This application must reach your local election office by 5 pm on the fifth business day before Election Day. Click here for application.
State Primary Deadline: August 29, 2022
State Election Deadline: November 1, 2022...read more...
The operating procedure to add (onboard) or remove (offboard) a Town of Cummington committee member, board member or employee is as follows:
On Boarding (New Personnel)
Department head should:
1. Inform the designated IT person in writing with the name and contact information of the new person.
2.Indicate what level ...read more...
The Town of Cummington is looking for someone to handle outdoor and some indoor maintenance of two of our municipal buildings. Position to pay $15 an hour and to be filled as soon as possible. Responsibilities would include:
Snow removal of sidewalks, ramps and doorways
Roof snow raking...read more...
|Member||Title||Phone||Term Start||Term End|
Meeting times: Tuesdays 9-10:30 am
|Term: Appointed by the Selectboard for 1 year|
Requests for inspections/meetings can be made by calling office phone: 413-200-5013, cell phone: 413-205-6504 or by emailing firstname.lastname@example.org
Form 3 - Solid Fuel Burning Appliances, fireplace and chimney - doc format - Rev. 8/20
Form 4 - Swimming Pools - Rev. 8/20
Form 5 - Commercial Application - Rev 8/20
Tent Application - Rev 8/20
When is a building permit necessary?
As a homeowner or contractor, there may be times when you are uncertain whether it is necessary to secure a building permit. The following guidelines should be used: Work Requiring a Permit: (The following list is not meant to be exclusive, if you are in doubt as to whether the work you are considering needs a permit, please call the Building Inspector.)
• New homes, additions, garages, or storage sheds.
• Interior renovations, involving the cutting away of any wall or structural member.
• Decks and ramps.
• Roofing (when re-roofing more than 25% of existing roof).
• Siding (when re-siding more than 25% of existing house).
• Window or exterior door replacement.
• The installation of swimming pools, hot tubs, or spas.
• Fences over 6ft high.
• Retaining walls over 4ft high.
• Wood stoves, fireplace inserts, fireplaces, or chimneys.
• Demolition of any existing structure.
• Signs-new or alteration of existing signs.
• Change of use (e.g., from storage to living space.)
A Permit Is Not Necessary For Ordinary Repairs: "Any maintenance which does not affect the structure, egress, fire protection systems, fire ratings, energy conservation provisions, plumbing, sanitary, gas, electrical or other utilities."
Why Should I get a permit?

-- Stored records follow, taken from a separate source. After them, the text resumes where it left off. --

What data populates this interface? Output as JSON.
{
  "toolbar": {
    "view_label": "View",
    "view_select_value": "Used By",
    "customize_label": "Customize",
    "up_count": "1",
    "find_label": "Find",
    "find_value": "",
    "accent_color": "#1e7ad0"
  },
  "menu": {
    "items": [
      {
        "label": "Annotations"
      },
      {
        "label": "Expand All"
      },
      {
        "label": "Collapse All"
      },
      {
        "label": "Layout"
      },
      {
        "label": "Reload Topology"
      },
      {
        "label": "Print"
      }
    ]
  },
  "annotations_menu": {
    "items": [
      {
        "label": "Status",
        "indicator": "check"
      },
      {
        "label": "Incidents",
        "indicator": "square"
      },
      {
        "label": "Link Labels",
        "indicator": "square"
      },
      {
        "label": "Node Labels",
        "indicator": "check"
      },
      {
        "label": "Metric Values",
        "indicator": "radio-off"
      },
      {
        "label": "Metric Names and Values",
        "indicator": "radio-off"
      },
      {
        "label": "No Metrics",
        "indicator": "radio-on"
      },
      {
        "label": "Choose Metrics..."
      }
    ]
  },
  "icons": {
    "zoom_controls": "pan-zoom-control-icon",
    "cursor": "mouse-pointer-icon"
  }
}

Because it is the law. Massachusetts Building Code(780CMR 110.0) states: "It shall be unlawful to construct, reconstruct, alter, repair, remove or demolish a building or structure...without first filing a written application with the building official and obtaining the required permit therefore."
In addition, a building permit is for your own protection. The building inspector will require the work performed to meet the standards of the Mass Building Code, which translates into your security. Insurance companies may require a Certificate of Occupancy or approval of the building official for certain work. If you are a licensed contractor, failure to secure a building permit could result in the loss of your license.
How To Obtain a Permit: Permit applications can be found, generally, at Town Offices. There are four separate permit applications(general, swimming pools, wood stove/ chimney, and roofing/windows/siding). Follow the directions on the application and mail or deliver the application to the Cummington building inspector’s office in the Cummington Community House, Cummington MA.
How Long Does it Take? In most cases, a completed application can be approved within 7-10 days. A notice will be sent, advising you of a date when the permit can be picked up at the town office, and the appropriate fee paid.
What happens if I don't get a permit? Fees will be doubled if work has been started prior to issuance of a permit. In addition, local zoning by-laws and the Mass Building Code have provisions for fines and/or prosecution for work done without a permit, in violation of by-laws.